[[ Data for this task open ]]

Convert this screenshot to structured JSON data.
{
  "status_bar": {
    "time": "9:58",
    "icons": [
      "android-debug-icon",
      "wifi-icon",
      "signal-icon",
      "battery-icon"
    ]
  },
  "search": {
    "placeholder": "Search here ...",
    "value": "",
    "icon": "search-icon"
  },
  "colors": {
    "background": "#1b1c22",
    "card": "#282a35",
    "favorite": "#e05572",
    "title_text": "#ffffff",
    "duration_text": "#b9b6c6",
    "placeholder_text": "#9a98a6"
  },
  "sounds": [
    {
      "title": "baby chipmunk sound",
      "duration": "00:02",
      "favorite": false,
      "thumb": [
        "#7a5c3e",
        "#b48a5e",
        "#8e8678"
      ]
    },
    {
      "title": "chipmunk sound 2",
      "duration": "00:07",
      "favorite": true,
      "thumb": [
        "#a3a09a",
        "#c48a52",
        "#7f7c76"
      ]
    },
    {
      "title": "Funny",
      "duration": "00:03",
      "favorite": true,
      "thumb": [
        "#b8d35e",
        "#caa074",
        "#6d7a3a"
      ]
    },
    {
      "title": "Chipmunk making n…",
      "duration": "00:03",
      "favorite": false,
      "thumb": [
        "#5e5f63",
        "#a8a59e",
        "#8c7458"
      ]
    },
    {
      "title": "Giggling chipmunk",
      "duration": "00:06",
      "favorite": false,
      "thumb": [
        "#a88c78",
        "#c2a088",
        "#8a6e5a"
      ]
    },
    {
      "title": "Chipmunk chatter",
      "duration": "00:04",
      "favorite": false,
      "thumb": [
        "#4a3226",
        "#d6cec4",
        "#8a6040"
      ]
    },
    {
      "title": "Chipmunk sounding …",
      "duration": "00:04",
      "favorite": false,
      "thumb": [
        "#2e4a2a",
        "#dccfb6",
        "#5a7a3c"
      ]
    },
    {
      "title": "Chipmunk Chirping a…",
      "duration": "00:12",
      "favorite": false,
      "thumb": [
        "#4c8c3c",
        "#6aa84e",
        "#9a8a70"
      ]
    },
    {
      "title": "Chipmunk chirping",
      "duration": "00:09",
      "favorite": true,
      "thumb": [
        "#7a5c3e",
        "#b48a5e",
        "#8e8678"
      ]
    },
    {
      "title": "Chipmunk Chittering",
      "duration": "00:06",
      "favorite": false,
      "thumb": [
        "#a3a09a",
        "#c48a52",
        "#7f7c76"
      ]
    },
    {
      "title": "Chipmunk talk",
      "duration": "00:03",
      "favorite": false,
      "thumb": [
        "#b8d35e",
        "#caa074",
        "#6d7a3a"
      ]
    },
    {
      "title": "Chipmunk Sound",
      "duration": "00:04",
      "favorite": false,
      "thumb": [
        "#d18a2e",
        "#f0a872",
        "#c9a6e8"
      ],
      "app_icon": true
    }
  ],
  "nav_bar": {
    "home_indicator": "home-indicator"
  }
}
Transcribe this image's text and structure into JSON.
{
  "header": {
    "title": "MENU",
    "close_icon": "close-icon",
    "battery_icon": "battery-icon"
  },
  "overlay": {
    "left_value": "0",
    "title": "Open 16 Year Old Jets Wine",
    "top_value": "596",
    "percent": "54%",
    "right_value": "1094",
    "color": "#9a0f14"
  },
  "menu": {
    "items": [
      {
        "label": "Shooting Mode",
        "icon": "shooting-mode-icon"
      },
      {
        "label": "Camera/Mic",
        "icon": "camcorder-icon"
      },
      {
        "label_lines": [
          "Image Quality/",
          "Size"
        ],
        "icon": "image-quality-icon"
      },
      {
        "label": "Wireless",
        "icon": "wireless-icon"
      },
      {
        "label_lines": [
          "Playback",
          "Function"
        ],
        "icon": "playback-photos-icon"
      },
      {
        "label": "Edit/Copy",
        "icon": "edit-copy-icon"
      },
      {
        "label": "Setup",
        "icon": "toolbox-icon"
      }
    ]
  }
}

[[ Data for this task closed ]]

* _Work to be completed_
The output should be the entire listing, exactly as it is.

* _Task result_
Convert this screenshot to structured JSON data.
{
  "status_bar": {
    "time": "9:58",
    "icons": [
      "android-debug-icon",
      "wifi-icon",
      "signal-icon",
      "battery-icon"
    ]
  },
  "search": {
    "placeholder": "Search here ...",
    "value": "",
    "icon": "search-icon"
  },
  "colors": {
    "background": "#1b1c22",
    "card": "#282a35",
    "favorite": "#e05572",
    "title_text": "#ffffff",
    "duration_text": "#b9b6c6",
    "placeholder_text": "#9a98a6"
  },
  "sounds": [
    {
      "title": "baby chipmunk sound",
      "duration": "00:02",
      "favorite": false,
      "thumb": [
        "#7a5c3e",
        "#b48a5e",
        "#8e8678"
      ]
    },
    {
      "title": "chipmunk sound 2",
      "duration": "00:07",
      "favorite": true,
      "thumb": [
        "#a3a09a",
        "#c48a52",
        "#7f7c76"
      ]
    },
    {
      "title": "Funny",
      "duration": "00:03",
      "favorite": true,
      "thumb": [
        "#b8d35e",
        "#caa074",
        "#6d7a3a"
      ]
    },
    {
      "title": "Chipmunk making n…",
      "duration": "00:03",
      "favorite": false,
      "thumb": [
        "#5e5f63",
        "#a8a59e",
        "#8c7458"
      ]
    },
    {
      "title": "Giggling chipmunk",
      "duration": "00:06",
      "favorite": false,
      "thumb": [
        "#a88c78",
        "#c2a088",
        "#8a6e5a"
      ]
    },
    {
      "title": "Chipmunk chatter",
      "duration": "00:04",
      "favorite": false,
      "thumb": [
        "#4a3226",
        "#d6cec4",
        "#8a6040"
      ]
    },
    {
      "title": "Chipmunk sounding …",
      "duration": "00:04",
      "favorite": false,
      "thumb": [
        "#2e4a2a",
        "#dccfb6",
        "#5a7a3c"
      ]
    },
    {
      "title": "Chipmunk Chirping a…",
      "duration": "00:12",
      "favorite": false,
      "thumb": [
        "#4c8c3c",
        "#6aa84e",
        "#9a8a70"
      ]
    },
    {
      "title": "Chipmunk chirping",
      "duration": "00:09",
      "favorite": true,
      "thumb": [
        "#7a5c3e",
        "#b48a5e",
        "#8e8678"
      ]
    },
    {
      "title": "Chipmunk Chittering",
      "duration": "00:06",
      "favorite": false,
      "thumb": [
        "#a3a09a",
        "#c48a52",
        "#7f7c76"
      ]
    },
    {
      "title": "Chipmunk talk",
      "duration": "00:03",
      "favorite": false,
      "thumb": [
        "#b8d35e",
        "#caa074",
        "#6d7a3a"
      ]
    },
    {
      "title": "Chipmunk Sound",
      "duration": "00:04",
      "favorite": false,
      "thumb": [
        "#d18a2e",
        "#f0a872",
        "#c9a6e8"
      ],
      "app_icon": true
    }
  ],
  "nav_bar": {
    "home_indicator": "home-indicator"
  }
}
Transcribe this image's text and structure into JSON.
{
  "header": {
    "title": "MENU",
    "close_icon": "close-icon",
    "battery_icon": "battery-icon"
  },
  "overlay": {
    "left_value": "0",
    "title": "Open 16 Year Old Jets Wine",
    "top_value": "596",
    "percent": "54%",
    "right_value": "1094",
    "color": "#9a0f14"
  },
  "menu": {
    "items": [
      {
        "label": "Shooting Mode",
        "icon": "shooting-mode-icon"
      },
      {
        "label": "Camera/Mic",
        "icon": "camcorder-icon"
      },
      {
        "label_lines": [
          "Image Quality/",
          "Size"
        ],
        "icon": "image-quality-icon"
      },
      {
        "label": "Wireless",
        "icon": "wireless-icon"
      },
      {
        "label_lines": [
          "Playback",
          "Function"
        ],
        "icon": "playback-photos-icon"
      },
      {
        "label": "Edit/Copy",
        "icon": "edit-copy-icon"
      },
      {
        "label": "Setup",
        "icon": "toolbox-icon"
      }
    ]
  }
}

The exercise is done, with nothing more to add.